By Joey Jackson –
Saturday marked the beginning of another trout season here in Lancaster county and 17 other southeastern counties in Pennsylvania, practically a holiday for some Penn Manor students.
Almost 30,000 different types of trout were stocked into Lancaster county’s rivers and streams in the weeks leading up to the 8:00 a.m. start of the season last Saturday, exciting some students who are accustomed to catching almost nothing but catfish in the time since the end of last year’s trout season.
“Catties are fun to catch and all, but after a while you just get tired of pulling them out of the water every time,” said senior Chris Fleming. “Every once in a while you’d get a bass but you can’t keep them yet either so it’s not that much different.”
The state Fish Commission employees have put in work too, to end the days of catching only catfish, state biologists helped hand stock the trout dumped into the rivers, making sure to stock the rivers in areas that are easily accessible for local fisherman, either by stocking the rivers closer to opening day to avoid the fish moving to different parts of the rivers and predation by the local birds or change the species of the stocked trout entirely to a species that is less likely to migrate.
This work has paid off according to multiple student fisherman, who spent last Saturday reaping in the benefits of the biologists’ work.
“I caught my limit in about an hour,” said Penn Manor angler Sam Knisely.
The current limit set by Pennsylvania fishing regulations is that only trout greater than seven inches may be kept and each fisherman can only keep five fish per day.
The biologists attribute the success of the residency of fish in an interview with Lancaster Newspaper to the low levels of water in the rivers, since trout normally stick to areas of low water levels anyway.
Other students, however, have had a rougher start to the season than others. A few students jokingly suggest to fish in streams that weren’t stocked because they are more likely to have trout than the stocked rivers.
“I went to the spot that I always go to out by Letort Elementary on Saturday to the spot that is always the best each year and I caught one fish and it wasn’t even a trout. It was a little chub fish,” said Penn Manor sophomore Peter Lombardo. “But there was this guy next to me that was just pulling (trout) out of the water left and right. He kept catching fish and throwing them up onto the bank.”
Lombardo disagrees with the biologists though, claiming that the river was too deep and murky from the recent rain to have a good chance at catching the trout.

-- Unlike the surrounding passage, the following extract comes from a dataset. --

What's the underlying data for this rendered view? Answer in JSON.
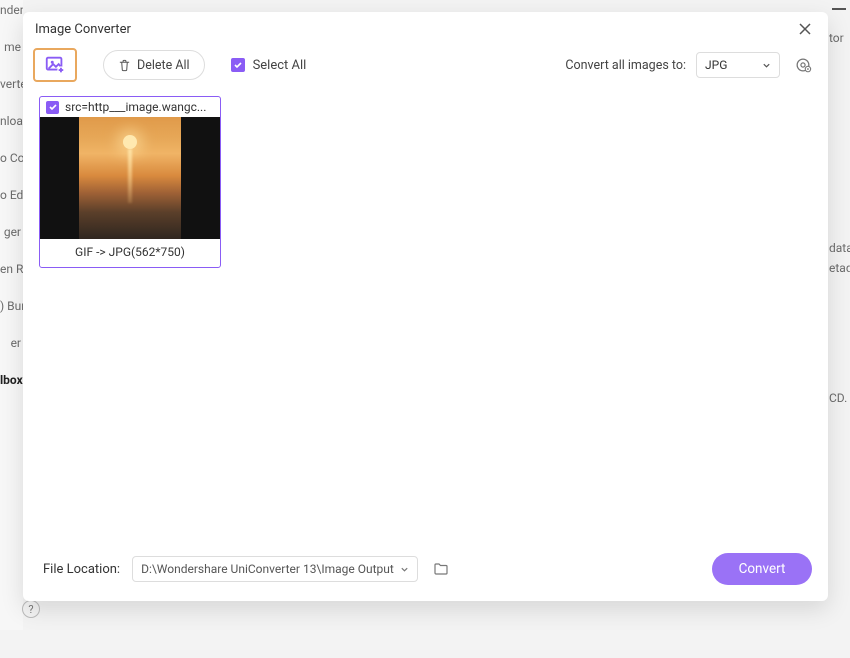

In fact, popular fishing spots all over the county have been problematic for fisherman, such as the widely popular Trout Run access — usually so full of fish that the 20 minute trek from Millersville is normally disregarded. But now, some students are second guessing their incentives.